Another study indicated that the cost could balloon to as much as $4 billion if development continues. California has the most homes built next to public forestland, though many jurisdictions enforce laws requiring that brush and other combustible foliage be kept away from structures.
Yet even huddled in evacuation centers and fast-food restaurants, displaced homeowners declared that they would not live anywhere else.
"We watched the neighborhood burn," said Jean Sanders, sipping a Diet Coke in a Subway restaurant in Escondido, as shifting winds pushed a crescent of flame around the city in San Diego County.
"It was coming so fast. It just went shhhh -- so fast, so fast. Across the street from us, two houses went."
Her husband, Richard Sanders, added: "We were watching, going, 'God, I hope that's not our house.' " It was recently renovated, on half an acre with a pool and a spa. It escaped damage in the 2003 and 1990 fires and they were hoping it would again.
"We have always thought the area is safe because of the way the property is kept," with manicured lawns instead of highly flammable brush, said Richard Sanders, 70. "You don't anticipate having winds blowing 90 miles an hour, blowing fire in front of it. You don't anticipate a drought."
"We'll stay," he said. "We will stay. We like the community, we like the area. The people are nice. Where we live I still think is a perfect location -- near the beach, near the desert, near Mexico, near the mountains."
Holly and Mike Friedman echoed that determination. They had left their home in the nearby San Pascual Valley early Monday morning and evacuated three times, as fire threatened each place they went. That shook Holly, at least for a moment.
"When she had no sleep in 36 hours, she said 'We are moving,' " said Holly's mother, Betty Cincanelli. But the urge to move "disappears as fast as it comes."
"Every place has something: wildfires, tornadoes, hurricanes, earthquakes," Holly Friedman said. "There's no perfect area of the country to live."
She was calling her answering machine every few hours to make sure it had not burned. So far it was still answering, she said.
"We won't move," she said. "If our house burns down, we'll move in with [my parents]. If their house burns down, they'll move in with us. We won't leave."
The blazes outstripped the 2003 fires that many in San Diego County considered a once-in-a-lifetime event, and that caught officials and residents flatfooted.

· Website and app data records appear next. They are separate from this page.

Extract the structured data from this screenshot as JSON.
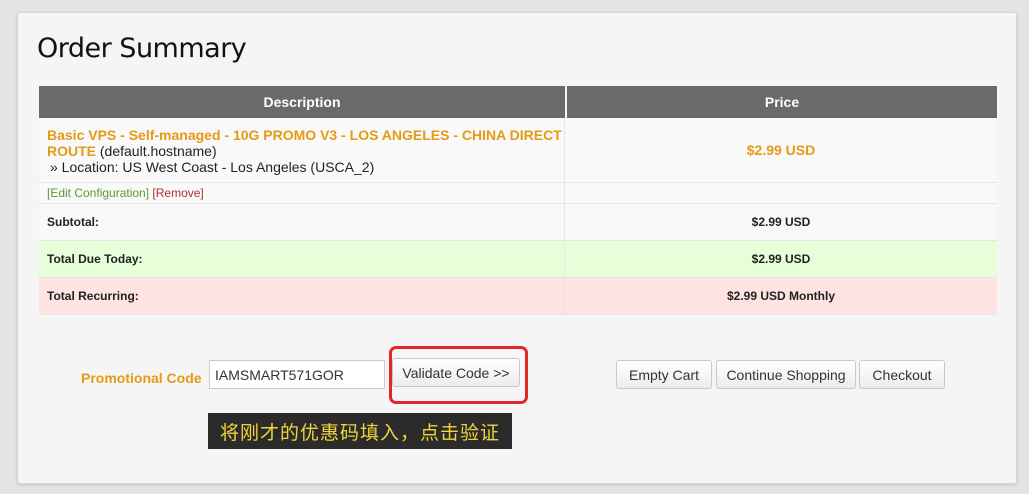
{
  "page": {
    "title": "Order Summary"
  },
  "table": {
    "headers": {
      "description": "Description",
      "price": "Price"
    },
    "item": {
      "product_name": "Basic VPS - Self-managed",
      "product_suffix": " - 10G PROMO V3 - LOS ANGELES - CHINA DIRECT ROUTE",
      "hostname": " (default.hostname)",
      "location": "» Location: US West Coast - Los Angeles (USCA_2)",
      "price": "$2.99 USD",
      "edit_label": "[Edit Configuration]",
      "remove_label": "[Remove]"
    },
    "subtotal": {
      "label": "Subtotal:",
      "value": "$2.99 USD"
    },
    "total_due": {
      "label": "Total Due Today:",
      "value": "$2.99 USD"
    },
    "total_recurring": {
      "label": "Total Recurring:",
      "value": "$2.99 USD Monthly"
    }
  },
  "promo": {
    "label": "Promotional Code",
    "value": "IAMSMART571GOR",
    "validate_label": "Validate Code >>"
  },
  "actions": {
    "empty_cart": "Empty Cart",
    "continue_shopping": "Continue Shopping",
    "checkout": "Checkout"
  },
  "annotation": {
    "text": "将刚才的优惠码填入，点击验证"
  },
  "colors": {
    "accent": "#e59a14",
    "header_bg": "#6a6a6a",
    "due_bg": "#e6ffd9",
    "recurring_bg": "#ffe3e3",
    "highlight": "#e0282c"
  }
}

The resulting controversy brought calls for reform, but San Diego voters declined to fund improvements for the fire department, the smallest per capita for any large city in the country, said Steve Erie, a political scientist at the University of California at San Diego who is writing a book titled "Plundered Paradise."

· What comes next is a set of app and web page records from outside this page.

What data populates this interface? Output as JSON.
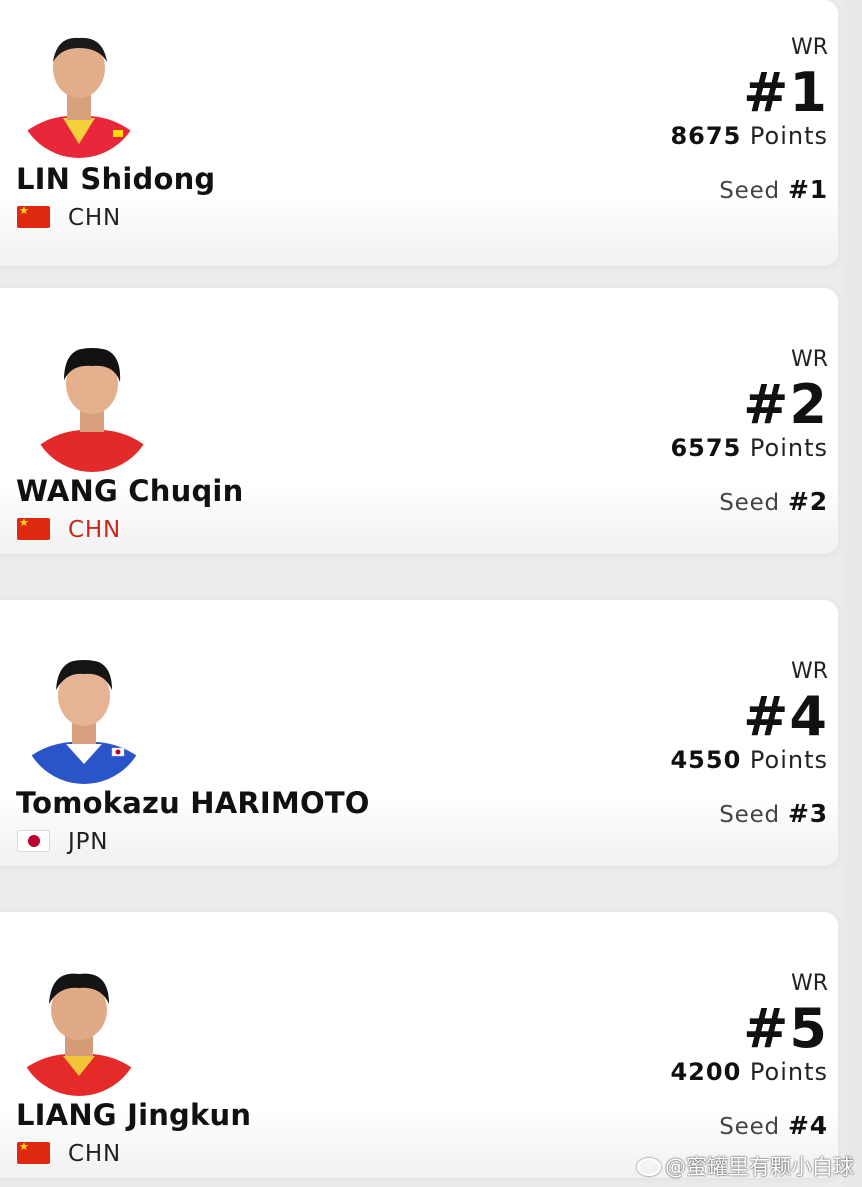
{
  "players": [
    {
      "name": "LIN Shidong",
      "country": "CHN",
      "flag": "china-flag-icon",
      "wr_label": "WR",
      "rank": "#1",
      "points": "8675",
      "points_label": "Points",
      "seed_label": "Seed",
      "seed": "#1",
      "jersey_color": "#e8283a"
    },
    {
      "name": "WANG Chuqin",
      "country": "CHN",
      "flag": "china-flag-icon",
      "wr_label": "WR",
      "rank": "#2",
      "points": "6575",
      "points_label": "Points",
      "seed_label": "Seed",
      "seed": "#2",
      "jersey_color": "#e22a2a"
    },
    {
      "name": "Tomokazu HARIMOTO",
      "country": "JPN",
      "flag": "japan-flag-icon",
      "wr_label": "WR",
      "rank": "#4",
      "points": "4550",
      "points_label": "Points",
      "seed_label": "Seed",
      "seed": "#3",
      "jersey_color": "#2a55c8"
    },
    {
      "name": "LIANG Jingkun",
      "country": "CHN",
      "flag": "china-flag-icon",
      "wr_label": "WR",
      "rank": "#5",
      "points": "4200",
      "points_label": "Points",
      "seed_label": "Seed",
      "seed": "#4",
      "jersey_color": "#e52a2a"
    }
  ],
  "watermark": "@蜜罐里有颗小白球",
  "colors": {
    "chn_red": "#de2910",
    "jpn_red": "#bc002d",
    "country_highlight": "#c62a1e"
  }
}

"In terms of firefighting ability, we are woefully unprepared for major fires," he said. "We're much better at evacuation -- the reverse-911 calls," a system that automatically dials homes to order residents out.

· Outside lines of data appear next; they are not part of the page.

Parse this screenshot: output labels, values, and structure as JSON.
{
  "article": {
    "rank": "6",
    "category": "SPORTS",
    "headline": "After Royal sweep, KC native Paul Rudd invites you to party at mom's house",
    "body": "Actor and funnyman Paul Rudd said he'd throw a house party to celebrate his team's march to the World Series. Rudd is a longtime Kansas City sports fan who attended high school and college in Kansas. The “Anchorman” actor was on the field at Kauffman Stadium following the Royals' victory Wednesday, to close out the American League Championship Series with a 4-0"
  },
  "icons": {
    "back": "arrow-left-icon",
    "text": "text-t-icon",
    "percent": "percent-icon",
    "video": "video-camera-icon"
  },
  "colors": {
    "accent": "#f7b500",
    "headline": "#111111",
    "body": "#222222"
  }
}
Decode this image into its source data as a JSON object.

Schwarzenegger and other officials emphasized cooperation among jurisdictions and agencies across the state and beyond, an improvement urged by a blue ribbon commission appointed after 2003.
But the fire chief in Orange County, a prosperous area wedged between San Diego and Los Angeles, complained vociferously that the pool of available assets was too small, especially in the week's frantic first 36 hours. Because no aircraft were available to attack a blaze near Irvine that arsonists apparently set, flames leapt a road and overtook a dozen firefighters who survived only by wrapping themselves in fireproof tents that they carry as a last resort.
"Yadda yadda yadda," said Fire Chief Chip Prather, dismissing the state's assurances. "All I know is, I had 12 firefighters deploy their shelters yesterday, and they shouldn't have had to do that."
Geis reported from Escondido.